Daily Slice: Evolution of the Amore oi Mari at Pizzicletta in Flagstaff, AZ
Daily Slice gives a quick snapshot each weekday of a different slice or pie that the folks at the Serious Eats empire have enjoyed lately.
One of the many ways I like to torture myself is by following the twitter feeds of great out-of-state pizzerias to see which amazing pizzas I won't be eating that evening. My favorite of those belongs to Caleb Schiff, partly because he cooks up inventive pies (recent specials include a Cacio e Pepe with Pecorino, panna, ricotta, garlic & coarse-cracked blacked pepper and a Bee Sting with ricotta, roasted serranos, sopressata, & local Mountain Top orange blossom honey), but mostly because it reminds me that I need to get my butt back to Flagstaff for another Amore oi Mari.
Tiny shavings of Pecorino Romano sharpen up the creamy marscapone base before a light bed of slightly bitter wild arugula and thin, nearly transparent slices of nutty, barely sweet prosciutto add color to the palette. The Queen Creek meyer lemon olive oil is still a surprise when it cuts through the flavors and elevates something great into something up near the stratosphere. It's been my favorite pizza combination for a while now.
I was a massive fan of Pizzicletta on first blush, and in the 18 months since opening it's been fascinating to check in every six months or so to see the evolution of Caleb's pizza. Here's what it looked like way back in August of 2011:
Here's what it looked like in March of 2012:
And here's what it looked like recently:
To hammer home how consistent Pizzicletta has become, this last pie isn't the same as the one at the very top—they were made a day apart.
I imagine Caleb feels like I'm posting his baby pictures, but the maturation is striking, especially in the shape and texture of the cornicione and the leopard spotting. Another important change that you can't see is that he figured out how to balance out the mascarpone cheese across the pie, which I can tell you from my attempts to replicate it at home is very difficult (we can't all be TXCraig1). And even the prosciutto slicing has been elevated.

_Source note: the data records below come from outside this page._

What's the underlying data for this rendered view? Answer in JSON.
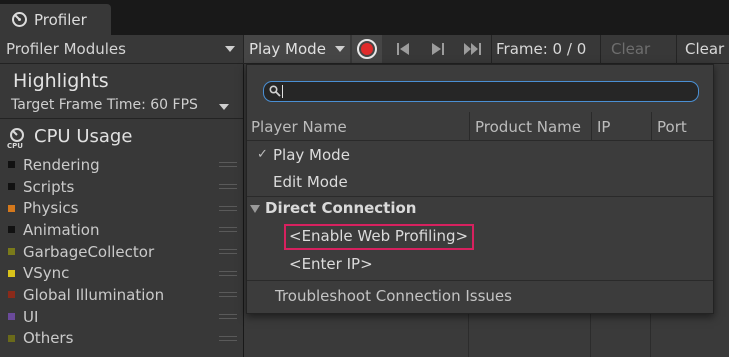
{
  "window": {
    "tab_label": "Profiler",
    "tab_icon": "profiler-gauge-icon"
  },
  "toolbar": {
    "modules_label": "Profiler Modules",
    "play_mode_label": "Play Mode",
    "record_icon": "record-icon",
    "frame_label": "Frame: 0 / 0",
    "clear_label": "Clear",
    "clear_on_play_label": "Clear"
  },
  "highlights": {
    "title": "Highlights",
    "target_frame_time": "Target Frame Time: 60 FPS"
  },
  "cpu": {
    "title": "CPU Usage",
    "icon": "cpu-icon",
    "categories": [
      {
        "label": "Rendering",
        "color": "#111111"
      },
      {
        "label": "Scripts",
        "color": "#111111"
      },
      {
        "label": "Physics",
        "color": "#d4781c"
      },
      {
        "label": "Animation",
        "color": "#111111"
      },
      {
        "label": "GarbageCollector",
        "color": "#7a7a1a"
      },
      {
        "label": "VSync",
        "color": "#d8c21a"
      },
      {
        "label": "Global Illumination",
        "color": "#8a2a1a"
      },
      {
        "label": "UI",
        "color": "#6a4a9a"
      },
      {
        "label": "Others",
        "color": "#6a6a1a"
      }
    ]
  },
  "popup": {
    "search": {
      "value": "",
      "placeholder": ""
    },
    "columns": {
      "player_name": "Player Name",
      "product_name": "Product Name",
      "ip": "IP",
      "port": "Port"
    },
    "options": {
      "play_mode": "Play Mode",
      "edit_mode": "Edit Mode",
      "checkmark": "✓"
    },
    "direct_connection": {
      "title": "Direct Connection",
      "enable_web_profiling": "<Enable Web Profiling>",
      "enter_ip": "<Enter IP>"
    },
    "troubleshoot": "Troubleshoot Connection Issues"
  },
  "colors": {
    "accent_blue": "#4a8fd3",
    "highlight_pink": "#d7215f",
    "record_red": "#e02b2b"
  }
}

Most of the pizzaioli I respect will usually default to Margherita as their favorite pie to showcase their wares and Caleb isn't any different. After all, at its core, Neapolitan pizza is primarily about great bread working in concert with spare ingredients. However, there's something just plain wonderful about a decadent, savory overload like the Amore that goes for the jugular, and I already feel like I'm overdue for another one.
About the author: Lance Roberts is a writer in Los Angeles.